OU Torah Insights Project
The mitzvah of lighting the Menorah is described in this weeks parshah. The lighting was to take place in a manner where all the lights were to be inclined towards the central shaft. In the Sefer Iturei Torah by Rabbi Aaron Yaakov Greenberg we find the comment that the light of the menorah is symbolic of knowledge. The number seven is representative of the seven branches of wisdom. The central shaft of the menorah represents Torah knowledge. But knowledge and wisdom is only valuable when directed toward the central shaft of Torah principles. To this end, the term employed in commanding Aharon to kindle the Menorah, "Behaalosecha," means, literally, "When you elevate." So, too, secular knowledge achieves inherent worth only when it is elevated.
This thought was often expressed by Rabbi Samson Raphael Hirsch in his essays on Torah im derech eretz. Rav Hirsch forcefully argued that secular knowledge was not to be shunned. On the contrary, "The times must be raised to the level of Torah, Torah must not be lowered to the times."
The Kesav Sofer, in his Torah commentary, analyzes the Sabbath blessing given by fathers to their sons: "May you be like Ephraim and Menashe." Why are these two role models chosen over all others?
The answer lies in the essence of the achievements of Ephraim and Menashe. Ephraim was the prototypical Torah scholar, while Menashe represented secular achievement. We pray that our children attain both realms, but, cautions the Kesav Sofer, we must remember that Yaakov "placed Ephraim before Menashe." Secular studies have value only when preceded by Torah hashkafah and spirit.
The Torah describes the Menorah as consisting of one piece of pure gold. Torah and secular studies cannot be artificially torn asunder. When they are one organic whole, dedicated to appreciating the spiritual dimension to all that exists, they truly form one unit which is pure and precious.
A simple but poignant description of how Torah and secular studies can form a perfect association is found in the writings of Rav Yitzchok Hutner, z"tl. A student was concerned about the propriety of his pursuit of a secular profession, notwithstanding his proficiency in Torah studies.
The student was reassured by Rav Hutner that it is indeed possible to "rent two rooms" in one apartment. He explained the need to draw a circle around ones life, to place G-d in the middle of the circle, and then to broaden the circle with "points" of life.

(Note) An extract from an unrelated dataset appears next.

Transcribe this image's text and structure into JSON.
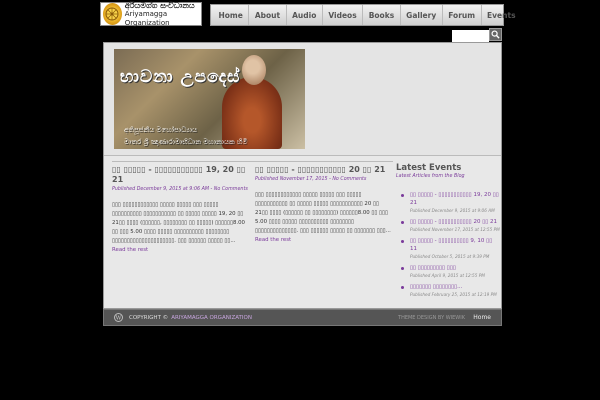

The Torah tells us that Aharon fulfilled his obligation and, according to Rashi, "he did not change." The Vilna Gaon explains that the enthusiasm of Aharon never waned. He never felt that his Avodas Hashem was rote. Aharon could do the same mitzvah many times and still do it with freshness and vitality.
We, too, must strive to live an integrated life, one where all our actives are directed to the central light of Torah. If we can attain this harmonious integration, we will achieve the Menorahs ideal of "kindling an eternal light." It is this light that has illuminated the Jewish world. We await the time when this light will touch all of G-ds creations.
Rabbi Menachem Rosenfeld
Rabbi Rosenfeld is executive director of the Chicago Rabbinical Council in Chicago, Illinois.